News

How Can Journalists be Physically, Mentally, and Practically Resilient?

27/01/2021
16 - Peace, Justice and Strong Institutions

What is the hazard? Who is at risk? How can journalists be physically, mentally, and practically resilient? These questions encapsulated the online media policy dialogue organized by Asia-Pacific Institute for Broadcasting Development (AIBD) and UNESCO on 21 January 2020.

The online dialogue was part of a series of events developed by AIBD with the support from UNESCO International Programme for the Development of Communication (IPDC) to address the issues of the safety of journalists especially in disaster and post-disaster situations.

There was a strong focus on being resilience in a holistic manner during the discussion. This included the importance of mental health, an area that is often overlooked in the discussions of the safety of journalists.

Alistair Hollington, a safety consultant based in the United Kingdom and a speaker during the event, stressed the importance of being “physically, mentally, and practically resilience” and to be able to “recover quickly”.

Karen Percy, Chairperson of DART Asia Pacific based in Australia, noted the “high level of exposure to trauma in journalists” who are often the “first responders” in many disaster situations. She also urged everyone not to forget about “the extended team including the editors, translators, technical operators” who also go through the same traumatic events.

Other speakers including Dr. Abeer Sa’ady, an Egyptian journalist and trainer, shared stories of women journalists who often experience double harassments and attacks as a journalist and as a woman.  Matt Brown, Deputy Editor of Australian Broadcasting Corporation, said that news organizations should ensure there is a “culture of health, safety and well-being” and employees should be encouraged to report potential safety issues to their employer.

The media dialogue was the first in the series of actions organized by AIBD with the support of UNESCO. The series will also cover topics on preparedness and risk assessment, trauma management, digital security, as well as first aid training and negotiation skills in 2021.

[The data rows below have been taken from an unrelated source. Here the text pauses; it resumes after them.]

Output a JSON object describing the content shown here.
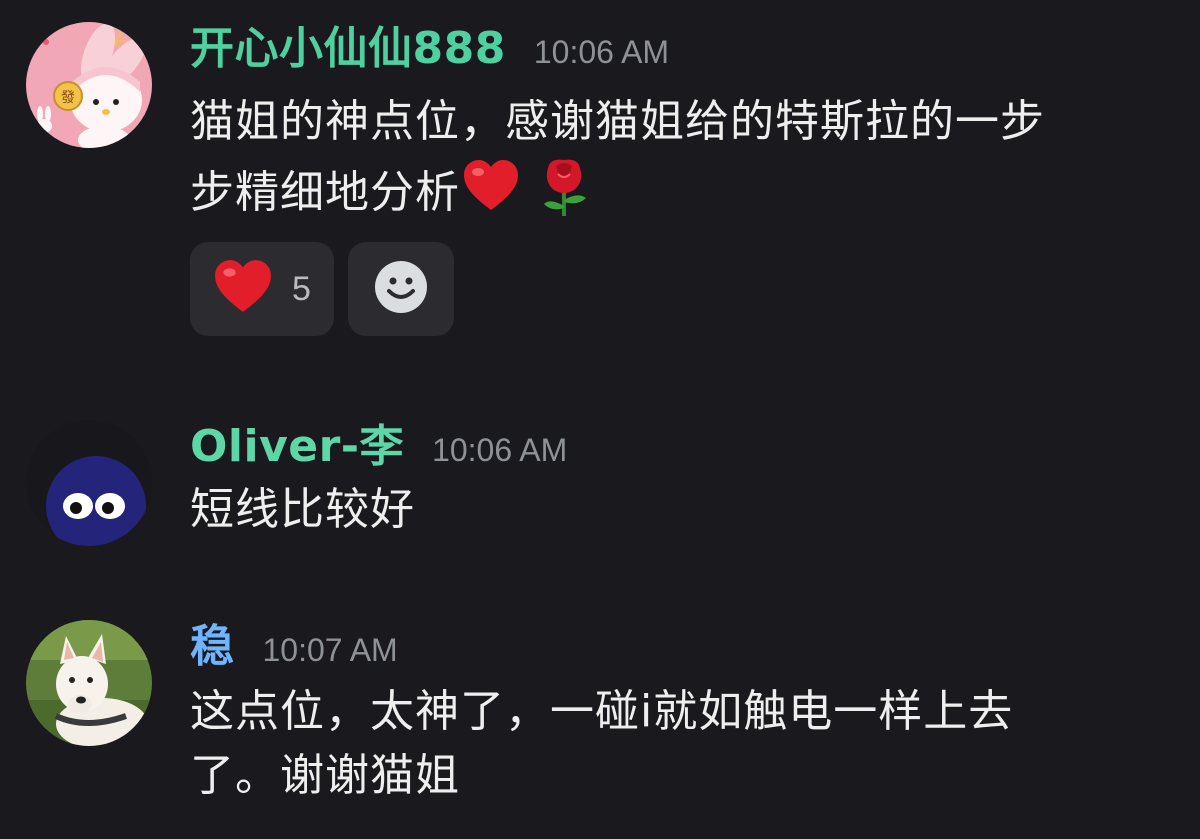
{
  "messages": [
    {
      "username": "开心小仙仙888",
      "timestamp": "10:06 AM",
      "name_color": "#4fd0a0",
      "avatar_icon": "melody-avatar-icon",
      "text_line1": "猫姐的神点位，感谢猫姐给的特斯拉的一步",
      "text_line2": "步精细地分析",
      "inline_emojis": [
        "heart-emoji",
        "rose-emoji"
      ],
      "reactions": [
        {
          "emoji": "heart-emoji",
          "count": "5"
        }
      ],
      "add_reaction_icon": "smiley-add-reaction-icon"
    },
    {
      "username": "Oliver-李",
      "timestamp": "10:06 AM",
      "name_color": "#5dd6a8",
      "avatar_icon": "googly-eyes-avatar-icon",
      "text": "短线比较好"
    },
    {
      "username": "稳",
      "timestamp": "10:07 AM",
      "name_color": "#6fb4ff",
      "avatar_icon": "white-dog-avatar-icon",
      "text_line1": "这点位，太神了，一碰i就如触电一样上去",
      "text_line2": "了。谢谢猫姐"
    }
  ],
  "colors": {
    "background": "#1a1a1e",
    "timestamp": "#8e9297",
    "reaction_bg": "#2b2b30"
  }
}
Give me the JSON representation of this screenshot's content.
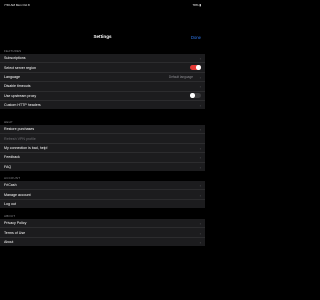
{
  "status_bar": {
    "time_date": "7:50 AM  Mon Oct 8",
    "battery": "78% ▮"
  },
  "nav": {
    "title": "Settings",
    "done_label": "Done"
  },
  "sections": [
    {
      "header": "FEATURES",
      "rows": [
        {
          "label": "Subscriptions",
          "type": "chevron"
        },
        {
          "label": "Select server region",
          "type": "toggle",
          "on": true
        },
        {
          "label": "Language",
          "type": "chevron",
          "value": "Default language"
        },
        {
          "label": "Disable timeouts",
          "type": "chevron"
        },
        {
          "label": "Use upstream proxy",
          "type": "toggle",
          "on": false
        },
        {
          "label": "Custom HTTP headers",
          "type": "chevron"
        }
      ]
    },
    {
      "header": "HELP",
      "rows": [
        {
          "label": "Restore purchases",
          "type": "chevron"
        },
        {
          "label": "Refresh VPN profile",
          "type": "dim"
        },
        {
          "label": "My connection is bad, help!",
          "type": "chevron"
        },
        {
          "label": "Feedback",
          "type": "chevron"
        },
        {
          "label": "FAQ",
          "type": "chevron"
        }
      ]
    },
    {
      "header": "ACCOUNT",
      "rows": [
        {
          "label": "FriCash",
          "type": "chevron"
        },
        {
          "label": "Manage account",
          "type": "chevron"
        },
        {
          "label": "Log out",
          "type": "plain"
        }
      ]
    },
    {
      "header": "ABOUT",
      "rows": [
        {
          "label": "Privacy Policy",
          "type": "chevron"
        },
        {
          "label": "Terms of Use",
          "type": "chevron"
        },
        {
          "label": "About",
          "type": "chevron"
        }
      ]
    }
  ],
  "colors": {
    "background": "#000000",
    "cell": "#1c1c1e",
    "accent_blue": "#2f7cf6",
    "toggle_on": "#e53935"
  },
  "icons": {
    "chevron": "chevron-right-icon"
  }
}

UNESCO is the UN agency with a mandate to promote freedom of expression, press freedom and safety of journalists. The IPDC established in 1980, is the only multilateral forum in the UN system designed to mobilize the international community to discuss and promote media development in developing countries. It has since supported over 2000 projects in 140 countries.

Related news:
Safety for Indonesian Journalists: Stop Impunity for Crimes Against Journalists